With goods inflation currently running at 3-4%, the RBA believes this will subside as spending switches back to services post-pandemic, and supply chain disruptions ease. Lowe’s outlook is that while wages growth remains subdued at around 2.5%, Australia is unlikely to have an inflation problem.

Housing Supply Set To Slow Growth, But Migration Likely to Increase

One of the casualties of COVID has been the arrival of new Australians. Net overseas migration has swung from a consistent inflow of approximately 250k people per year to an estimated outflow of 70k to June 2021 according to government estimates. As borders reopen, these rates should improve, however as we found with the Delta outbreak, the future can be difficult to forecast.

Increased housing supply should begin to counter price rises in the year ahead, with dwelling approvals having surged since mid-2020, aided by the government’s HomeBuilder grant scheme. Westpac have estimated that this will see around 190-200k new dwellings in 2022.

Given lower migration rates, we will likely see higher vacancy rates in rental properties, reversing current trends of declining vacancies and increasing rents (outside of Melbourne).

Source: Westpac November Housing Pulse

Real Estate in Financial Markets

Looking at the ASX, the Real Estate Index (ASX: XRE) is up 19% year to date, similar to Westpac’s estimates on residential housing for the year.

If we maintain the understanding that inflation is transitory and not persistent, then the real estate sector will continue to benefit from the low-interest rate environment which has offered 8-12% annual returns throughout the cycle.

Moreover, UBS analysis shows that while the concerns over Evergrande has hit Chinese markets, it has not been a global concern.

Source: Global Real Estate Analyser UBS

The US market has delivered the strongest returns over the year as investors chased reopening trades on the back of a swift vaccine roll-out. The industrial-focused REITs have been the best performers as the pandemic accelerated the shift to online sales, and the need for higher inventory boosted demand for warehouse space.

Focusing on Australia, the preference from a UBS perspective is for the developers (Mirvac (ASX: MGR) and Stockland (ASX: SGP)) and fund managers, over office and mall REITs.

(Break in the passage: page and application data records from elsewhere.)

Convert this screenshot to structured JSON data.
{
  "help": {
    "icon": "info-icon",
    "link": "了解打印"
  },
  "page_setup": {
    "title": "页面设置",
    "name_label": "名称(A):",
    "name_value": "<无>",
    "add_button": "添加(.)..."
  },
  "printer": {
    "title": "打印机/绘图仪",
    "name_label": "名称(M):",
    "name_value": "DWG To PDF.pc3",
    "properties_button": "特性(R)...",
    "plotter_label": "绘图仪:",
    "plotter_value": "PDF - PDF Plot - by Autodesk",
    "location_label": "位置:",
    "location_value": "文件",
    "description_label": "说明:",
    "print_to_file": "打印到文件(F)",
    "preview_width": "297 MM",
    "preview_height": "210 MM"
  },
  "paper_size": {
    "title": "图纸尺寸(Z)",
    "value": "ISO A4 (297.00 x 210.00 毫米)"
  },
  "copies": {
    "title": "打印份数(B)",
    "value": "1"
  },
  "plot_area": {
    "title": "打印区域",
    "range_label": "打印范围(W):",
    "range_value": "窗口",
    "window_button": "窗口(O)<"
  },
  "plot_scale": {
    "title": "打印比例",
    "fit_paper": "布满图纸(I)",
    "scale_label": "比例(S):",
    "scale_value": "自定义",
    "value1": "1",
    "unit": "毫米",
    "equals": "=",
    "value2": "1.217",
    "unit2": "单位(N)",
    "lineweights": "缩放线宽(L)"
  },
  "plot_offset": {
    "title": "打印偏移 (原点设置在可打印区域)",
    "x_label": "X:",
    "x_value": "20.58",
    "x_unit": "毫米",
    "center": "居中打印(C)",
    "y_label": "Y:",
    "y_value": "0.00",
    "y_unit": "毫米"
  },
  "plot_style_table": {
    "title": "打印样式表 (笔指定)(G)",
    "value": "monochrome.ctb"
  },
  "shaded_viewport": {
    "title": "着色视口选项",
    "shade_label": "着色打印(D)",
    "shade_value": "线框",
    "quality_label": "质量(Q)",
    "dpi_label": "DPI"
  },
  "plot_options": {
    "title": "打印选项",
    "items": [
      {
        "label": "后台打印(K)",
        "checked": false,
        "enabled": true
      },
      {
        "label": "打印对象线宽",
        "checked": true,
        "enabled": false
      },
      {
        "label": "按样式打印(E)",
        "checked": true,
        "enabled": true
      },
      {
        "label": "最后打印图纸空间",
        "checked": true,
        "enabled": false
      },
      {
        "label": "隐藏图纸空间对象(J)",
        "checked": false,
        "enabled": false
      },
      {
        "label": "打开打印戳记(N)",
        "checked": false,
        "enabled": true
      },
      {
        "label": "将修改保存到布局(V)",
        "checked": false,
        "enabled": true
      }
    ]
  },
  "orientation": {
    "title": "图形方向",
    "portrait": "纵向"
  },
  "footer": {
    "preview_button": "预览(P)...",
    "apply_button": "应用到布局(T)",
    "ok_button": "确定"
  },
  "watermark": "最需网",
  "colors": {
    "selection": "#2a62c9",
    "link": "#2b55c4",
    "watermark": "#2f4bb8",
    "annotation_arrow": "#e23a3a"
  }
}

Listed REITs investing in core real estate sectors are trading at a discount to numerous recent transactions which prove market asset values. However, on a global basis, they are underweight Australia, preferring Europe and the UK given limited upside to price target objectives and the focus on Retail and Office within the Australian market.

Safe as Houses?

Reopening has seen consumers return to physical retail after months of online shopping.

While we’re missing the tourist dollar, domestic demand is filling the gap, though it would be a mistake to think all is back to normal.

Citibank looked at Google’s mobility indices in 14 cities which have reopened following lockdowns – as restrictions have eased, mobility has increased sharply, with malls rebounding faster than the office, though both indices remain well below pre-lockdown levels.

Grocery and pharmacy mobility have proven much more resilient globally, although Sydney and Melbourne have been notable laggards. Retail and workplace mobility are currently down 20% across their sample, despite many cities not having been in lockdowns for months.

That global experience suggests that investors should expect the subdued recovery in mobility within Sydney and Melbourne will continue and the re-opening trade may have overextended itself in certain sectors.

The views expressed in this article are the views of the stated author as at the date published and are subject to change based on markets and other conditions. Past performance is not a reliable indicator of future performance. Mason Stevens is only providing general advice in providing this information. You should consider this information, along with all your other investments and strategies when assessing the appropriateness of the information to your individual circumstances. Mason Stevens and its associates and their respective directors and other staff each declare that they may hold interests in securities and/or earn fees or other benefits from transactions arising as a result of information contained in this article.